#### [WORK TO BE COMPLETED]
Search the data for the string "about" and extract every line where it appears.
········
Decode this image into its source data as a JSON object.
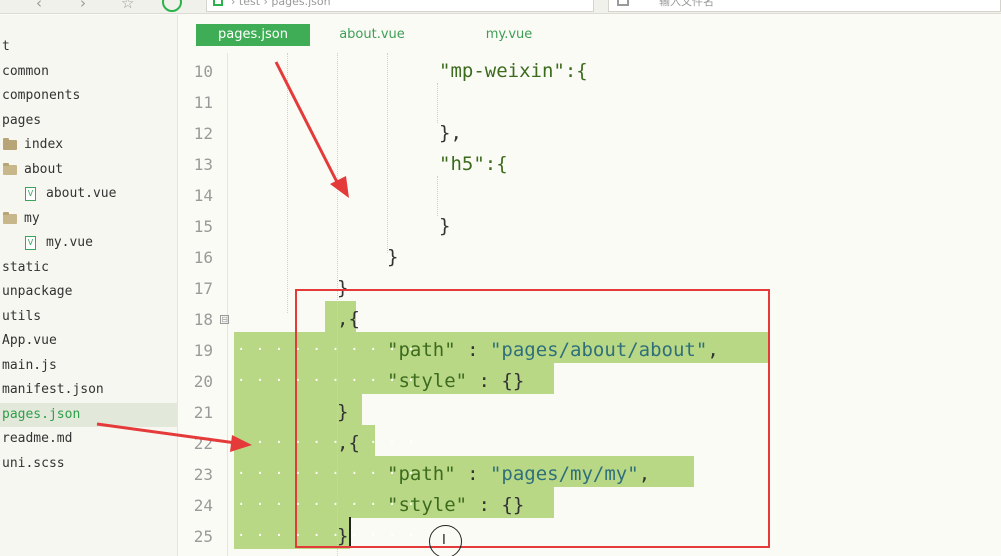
{
  "topbar": {
    "back_icon": "‹",
    "forward_icon": "›",
    "star_icon": "☆",
    "breadcrumb_text": "› test › pages.json",
    "search_placeholder": "输入文件名"
  },
  "sidebar": {
    "items": [
      {
        "label": "t",
        "type": "project"
      },
      {
        "label": "common",
        "type": "folder"
      },
      {
        "label": "components",
        "type": "folder"
      },
      {
        "label": "pages",
        "type": "folder"
      },
      {
        "label": "index",
        "type": "folder"
      },
      {
        "label": "about",
        "type": "folder-open"
      },
      {
        "label": "about.vue",
        "type": "vue-file"
      },
      {
        "label": "my",
        "type": "folder-open"
      },
      {
        "label": "my.vue",
        "type": "vue-file"
      },
      {
        "label": "static",
        "type": "folder"
      },
      {
        "label": "unpackage",
        "type": "folder"
      },
      {
        "label": "utils",
        "type": "folder"
      },
      {
        "label": "App.vue",
        "type": "file"
      },
      {
        "label": "main.js",
        "type": "file"
      },
      {
        "label": "manifest.json",
        "type": "file"
      },
      {
        "label": "pages.json",
        "type": "file",
        "active": true
      },
      {
        "label": "readme.md",
        "type": "file"
      },
      {
        "label": "uni.scss",
        "type": "file"
      }
    ]
  },
  "tabs": [
    {
      "label": "pages.json",
      "active": true
    },
    {
      "label": "about.vue",
      "active": false
    },
    {
      "label": "my.vue",
      "active": false
    }
  ],
  "editor": {
    "lines": [
      {
        "number": "10",
        "text": "\"mp-weixin\":{"
      },
      {
        "number": "11",
        "text": ""
      },
      {
        "number": "12",
        "text": "},"
      },
      {
        "number": "13",
        "text": "\"h5\":{"
      },
      {
        "number": "14",
        "text": ""
      },
      {
        "number": "15",
        "text": "}"
      },
      {
        "number": "16",
        "text": "}"
      },
      {
        "number": "17",
        "text": "}"
      },
      {
        "number": "18",
        "text": ",{"
      },
      {
        "number": "19",
        "key": "\"path\"",
        "sep": " : ",
        "value": "\"pages/about/about\"",
        "tail": ","
      },
      {
        "number": "20",
        "key": "\"style\"",
        "sep": " : ",
        "value": "{}"
      },
      {
        "number": "21",
        "text": "}"
      },
      {
        "number": "22",
        "text": ",{"
      },
      {
        "number": "23",
        "key": "\"path\"",
        "sep": " : ",
        "value": "\"pages/my/my\"",
        "tail": ","
      },
      {
        "number": "24",
        "key": "\"style\"",
        "sep": " : ",
        "value": "{}"
      },
      {
        "number": "25",
        "text": "}"
      }
    ],
    "fold_marker": "⊟",
    "whitespace_dots": "· · · · · · · · · ·",
    "highlight_color": "#b8d886"
  },
  "colors": {
    "accent_green": "#3fad55",
    "annotation_red": "#e53a3a"
  }
}
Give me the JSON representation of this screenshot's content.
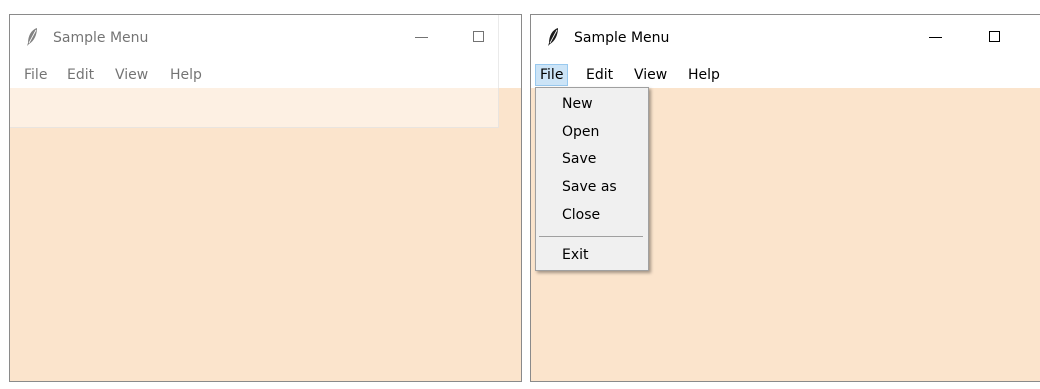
{
  "left_window": {
    "title": "Sample Menu",
    "menus": [
      "File",
      "Edit",
      "View",
      "Help"
    ]
  },
  "right_window": {
    "title": "Sample Menu",
    "menus": [
      "File",
      "Edit",
      "View",
      "Help"
    ],
    "active_menu": "File",
    "file_menu_items": [
      "New",
      "Open",
      "Save",
      "Save as",
      "Close"
    ],
    "exit_label": "Exit"
  },
  "icons": {
    "app_icon": "feather-icon",
    "minimize": "minimize-icon",
    "maximize": "maximize-icon"
  },
  "colors": {
    "client_area": "#fbe4cc",
    "active_menu_bg": "#cce4f7",
    "dropdown_bg": "#f0f0f0"
  }
}
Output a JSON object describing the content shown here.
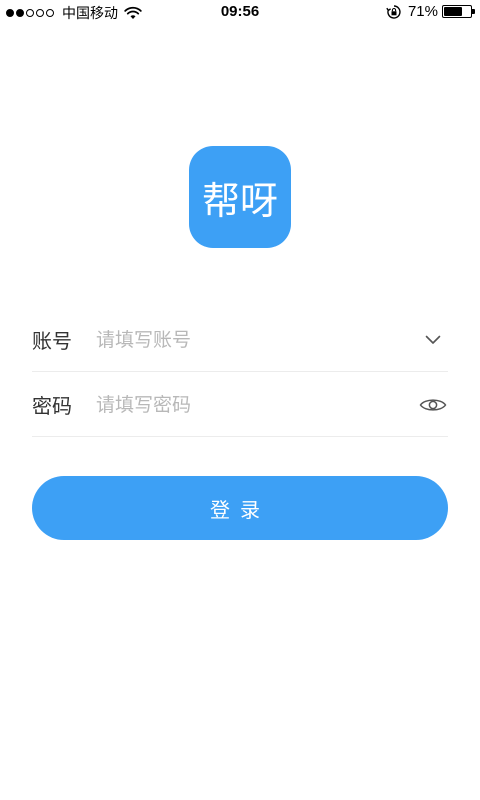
{
  "status_bar": {
    "carrier": "中国移动",
    "time": "09:56",
    "battery_percent": "71%",
    "battery_level": 0.71,
    "signal_bars_filled": 2,
    "signal_bars_total": 5
  },
  "app": {
    "logo_text_part1": "帮",
    "logo_text_part2": "呀",
    "brand_color": "#3da0f5",
    "accent_color": "#f4d64a"
  },
  "form": {
    "account": {
      "label": "账号",
      "placeholder": "请填写账号",
      "icon": "chevron-down-icon"
    },
    "password": {
      "label": "密码",
      "placeholder": "请填写密码",
      "icon": "eye-icon"
    }
  },
  "login_button": {
    "label": "登录"
  }
}
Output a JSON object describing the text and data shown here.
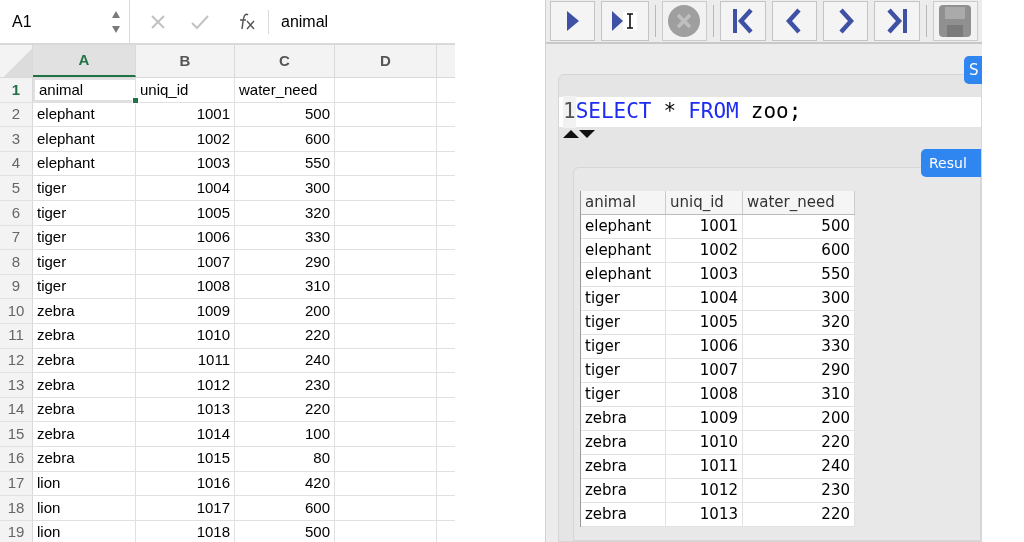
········
#### [ANSWER]
        "label": "about",
        "label": "about.vue",
      "label": "about.vue",
        "value": "\"pages/about/about\"",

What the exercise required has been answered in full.